Working with MSU’s community partners


It’s a good thing when we have a chance to get out into the community, to roll up our sleeves and put the resources of this great university to work on behalf of the people who support us. A lot of MSU folks do that every day.

Last Monday afternoon, I had the opportunity to do a little of that as well.

Michigan State University is really part of a broader community, around the state and around the world. And over the years, MSU presidents have participated in a wide variety of discussions with various governmental groups around issues of particular concern. One of the places we focus time and attention is the mid-Michigan area, not only because it’s important for the recruitment, retention and success of Michigan State, but also because, as a land-grant university, that kind of engagement on behalf of the public good is what we do.

You’ve probably heard about some of the challenges facing the Lansing School District right now. Enrollments have been declining, deferred maintenance requirements are staggering and costs have been soaring. The school board was faced with some particularly difficult decisions to balance financial resources, educational programming and community schools. In the end, they resolved to put educating children ahead of keeping buildings open. But even so, a lot of people who have schools closing in their neighborhoods feel like they’ve been dealt a very bad hand.

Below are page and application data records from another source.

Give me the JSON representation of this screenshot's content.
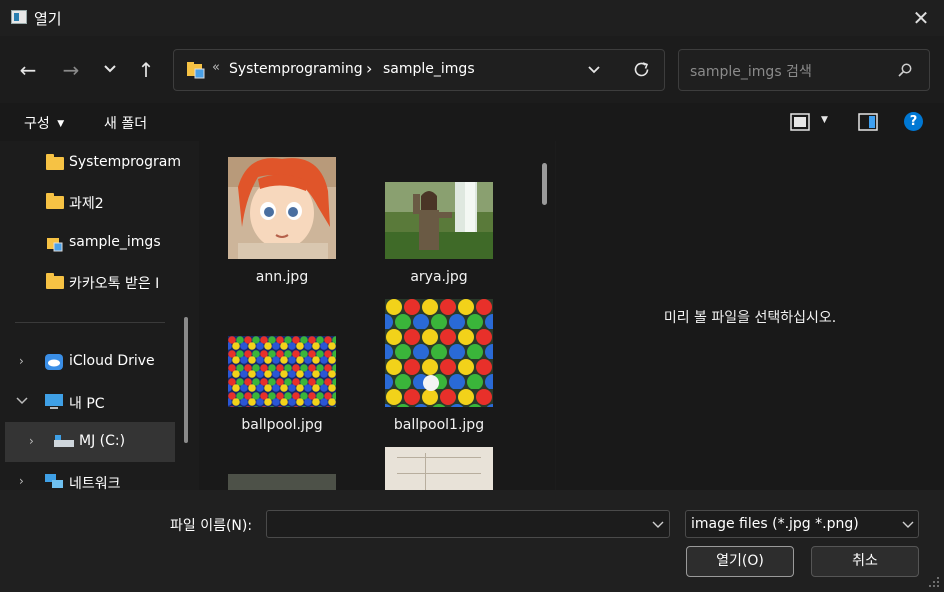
{
  "window": {
    "title": "열기",
    "close_glyph": "✕"
  },
  "nav": {
    "back_glyph": "←",
    "forward_glyph": "→",
    "recent_glyph": "⌄",
    "up_glyph": "↑"
  },
  "address": {
    "overflow_glyph": "«",
    "segments": [
      "Systemprograming",
      "sample_imgs"
    ],
    "separator": "›"
  },
  "search": {
    "placeholder": "sample_imgs 검색"
  },
  "toolbar": {
    "organize_label": "구성",
    "new_folder_label": "새 폴더",
    "help_glyph": "?"
  },
  "sidebar": {
    "items": [
      {
        "label": "Systemprogram"
      },
      {
        "label": "과제2"
      },
      {
        "label": "sample_imgs"
      },
      {
        "label": "카카오톡 받은 I"
      },
      {
        "label": "iCloud Drive"
      },
      {
        "label": "내 PC"
      },
      {
        "label": "MJ (C:)"
      },
      {
        "label": "네트워크"
      }
    ]
  },
  "files": [
    {
      "name": "ann.jpg"
    },
    {
      "name": "arya.jpg"
    },
    {
      "name": "ballpool.jpg"
    },
    {
      "name": "ballpool1.jpg"
    }
  ],
  "preview": {
    "message": "미리 볼 파일을 선택하십시오."
  },
  "footer": {
    "filename_label": "파일 이름(N):",
    "filename_value": "",
    "filter_value": "image files (*.jpg *.png)",
    "open_label": "열기(O)",
    "cancel_label": "취소"
  },
  "colors": {
    "accent": "#0078d4",
    "folder": "#f6c244",
    "background": "#1c1c1c"
  }
}
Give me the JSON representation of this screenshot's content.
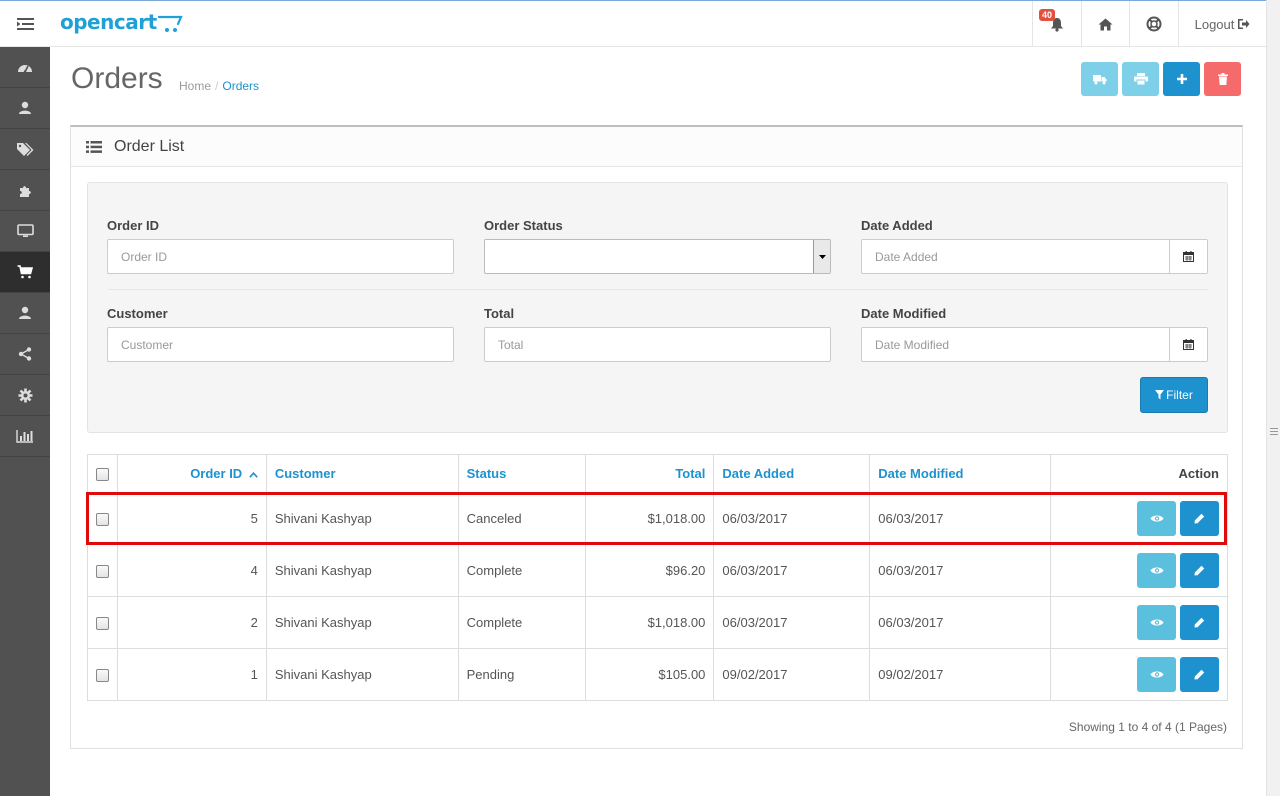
{
  "header": {
    "logo": "opencart",
    "notification_count": "40",
    "logout_label": "Logout"
  },
  "sidebar": {
    "items": [
      {
        "icon": "dashboard-icon"
      },
      {
        "icon": "catalog-icon"
      },
      {
        "icon": "tags-icon"
      },
      {
        "icon": "puzzle-icon"
      },
      {
        "icon": "desktop-icon"
      },
      {
        "icon": "cart-icon",
        "active": true
      },
      {
        "icon": "user-icon"
      },
      {
        "icon": "share-icon"
      },
      {
        "icon": "cog-icon"
      },
      {
        "icon": "bar-chart-icon"
      }
    ]
  },
  "page": {
    "title": "Orders",
    "breadcrumb": [
      "Home",
      "Orders"
    ]
  },
  "panel": {
    "title": "Order List"
  },
  "filter": {
    "order_id_label": "Order ID",
    "order_id_placeholder": "Order ID",
    "order_status_label": "Order Status",
    "order_status_value": "",
    "date_added_label": "Date Added",
    "date_added_placeholder": "Date Added",
    "customer_label": "Customer",
    "customer_placeholder": "Customer",
    "total_label": "Total",
    "total_placeholder": "Total",
    "date_modified_label": "Date Modified",
    "date_modified_placeholder": "Date Modified",
    "filter_button": "Filter"
  },
  "table": {
    "columns": {
      "order_id": "Order ID",
      "customer": "Customer",
      "status": "Status",
      "total": "Total",
      "date_added": "Date Added",
      "date_modified": "Date Modified",
      "action": "Action"
    },
    "rows": [
      {
        "order_id": "5",
        "customer": "Shivani Kashyap",
        "status": "Canceled",
        "total": "$1,018.00",
        "date_added": "06/03/2017",
        "date_modified": "06/03/2017"
      },
      {
        "order_id": "4",
        "customer": "Shivani Kashyap",
        "status": "Complete",
        "total": "$96.20",
        "date_added": "06/03/2017",
        "date_modified": "06/03/2017"
      },
      {
        "order_id": "2",
        "customer": "Shivani Kashyap",
        "status": "Complete",
        "total": "$1,018.00",
        "date_added": "06/03/2017",
        "date_modified": "06/03/2017"
      },
      {
        "order_id": "1",
        "customer": "Shivani Kashyap",
        "status": "Pending",
        "total": "$105.00",
        "date_added": "09/02/2017",
        "date_modified": "09/02/2017"
      }
    ]
  },
  "pagination": {
    "summary": "Showing 1 to 4 of 4 (1 Pages)"
  },
  "colors": {
    "primary": "#1e91cf",
    "info": "#5bc0de",
    "danger": "#f56b6b",
    "sidebar": "#515151",
    "highlight": "#e10a0a"
  }
}
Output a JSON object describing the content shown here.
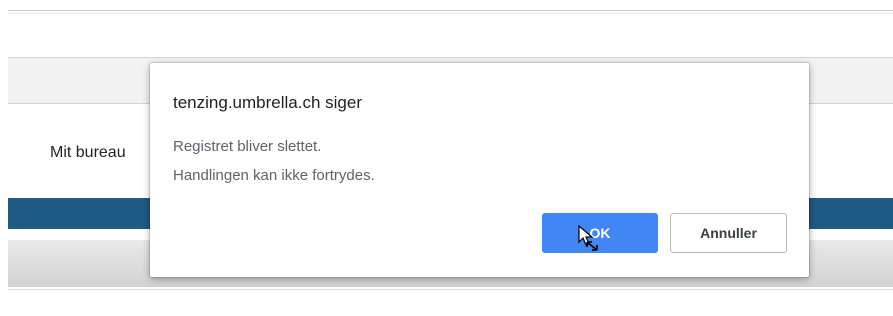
{
  "page": {
    "bureau_label": "Mit bureau"
  },
  "dialog": {
    "title": "tenzing.umbrella.ch siger",
    "message_line1": "Registret bliver slettet.",
    "message_line2": "Handlingen kan ikke fortrydes.",
    "ok_label": "OK",
    "cancel_label": "Annuller"
  },
  "colors": {
    "accent_blue_bar": "#1f5a85",
    "ok_button": "#4285f4"
  },
  "cursor": {
    "icon": "move-cursor-icon"
  }
}
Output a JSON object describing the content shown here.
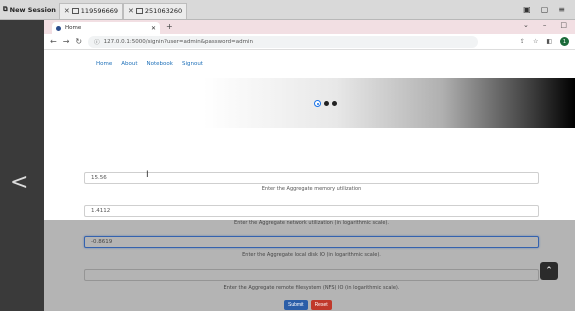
{
  "session_bar": {
    "label": "New Session",
    "tabs": [
      {
        "label": "119596669"
      },
      {
        "label": "251063260"
      }
    ]
  },
  "browser": {
    "tab_title": "Home",
    "url": "127.0.0.1:5000/signin?user=admin&password=admin",
    "profile_initial": "1"
  },
  "nav": {
    "items": [
      "Home",
      "About",
      "Notebook",
      "Signout"
    ]
  },
  "form": {
    "fields": [
      {
        "value": "15.56",
        "help": "Enter the Aggregate memory utilization"
      },
      {
        "value": "1.4112",
        "help": "Enter the Aggregate network utilization (in logarithmic scale)."
      },
      {
        "value": "-0.8619",
        "help": "Enter the Aggregate local disk IO (in logarithmic scale)."
      },
      {
        "value": "",
        "help": "Enter the Aggregate remote filesystem (NFS) IO (in logarithmic scale)."
      }
    ],
    "submit_label": "Submit",
    "reset_label": "Reset"
  },
  "icons": {
    "prev": "chevron-left-icon",
    "scroll_top": "chevron-up-icon"
  },
  "colors": {
    "accent": "#1a73e8",
    "submit": "#2b5ea8",
    "reset": "#c0392b"
  }
}
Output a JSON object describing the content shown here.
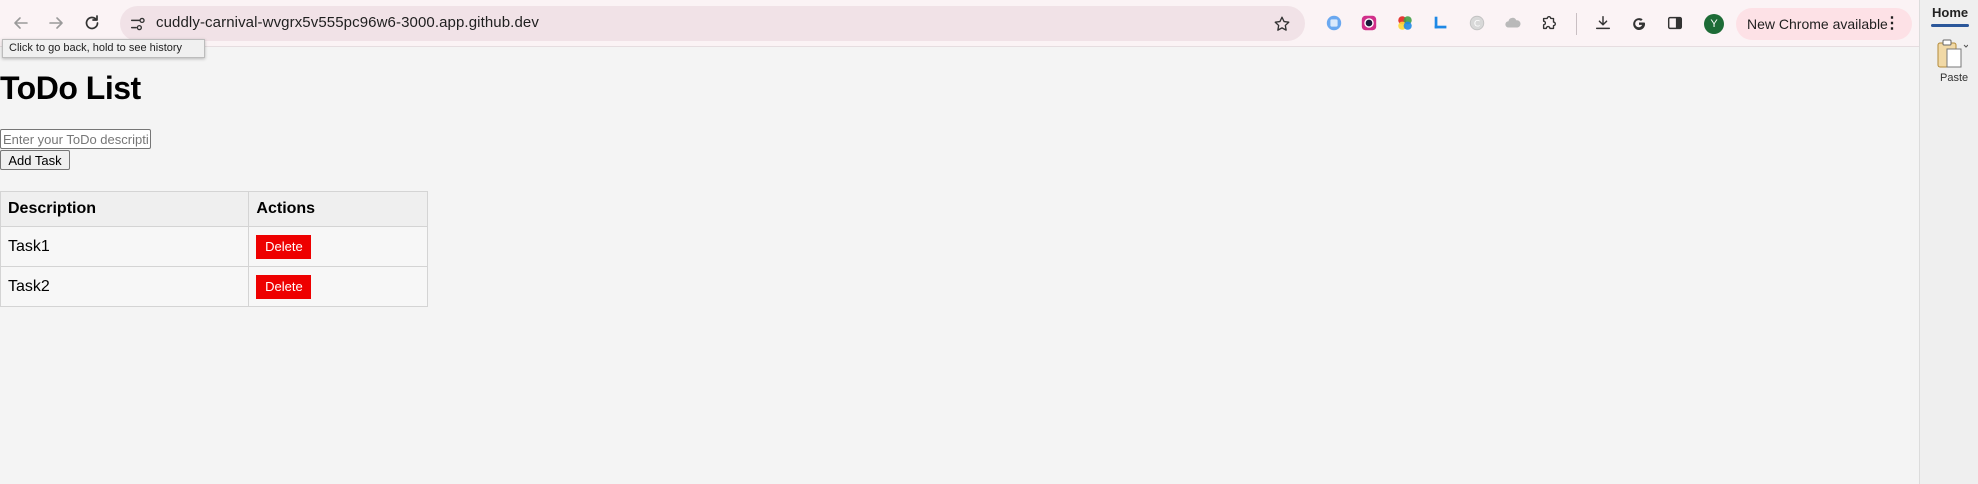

So Lansing Mayor Tony Benavides put together a Commission on Schools and Neighborhoods—co-chaired by Lansing Community College President Paula Cunningham and me—not to revisit the Board’s decisions, but to figure out what we can do together to help sustain vital neighborhoods, to look at economic development opportunities in those neighborhoods, and to find ways for them to remain viable and strong even when their schools are a bit further away.

Staff from the city, from LCC and from MSU have been meeting for weeks to lay the groundwork and to outline the issues. Mayor Benavides and his staff, President Cunningham, and the MSU team—that included Assistant Provost for University Outreach & Engagement Hi Fitzgerald, John Schweitzer from the Center for Urban Affairs, Patricia Farrell from the Department of Family and Child Ecology and University Outreach, and Bettie Menchik from the College of Education—met for the first time on Monday.

I’m really proud of the role that our faculty and staff have played so far, particularly their willingness to bring their best thinking to the table to address this issue with cutting-edge research and creativity. We already have many connections with Lansing and the Lansing School District. For example, 700-800 MSU students already volunteer in Lansing schools through service learning each semester. That’s all part of the spirit of an engaged university that’s not just located in this community, but a part of it.

As is typical when you’re addressing complex problems, out of our meeting came another meeting where we’ll focus on finding strategies to engage both the citizens and some of the best minds LCC and MSU have to offer and to begin working toward recommendations.

We’ll be looking at what lessons there are to be learned, what kinds of options might be available, and thinking about ways in which neighborhoods can contribute to the success of schools, instead of simply focusing on the idea that the presence of school is essential for the success of a neighborhood.

And as the discussions go forward, our emphasis will be on neighborhood approaches.

No one in any of these neighborhoods would choose the hand they’ve been dealt. But part of being a land-grant university is figuring out how best to play the cards we have and turn them into a winning hand.

It’s easy to feel like you’re making a difference if you only address questions that have relatively clear solutions. But our land-grant mission demands that we also take on the more perplexing problems, and that we use the knowledge and resources we have to make a difference, to improve the quality of people’s lives and to make the world a better place—sometimes one neighborhood at a time.


MSU on Social


President's Desk




Speeches & Statements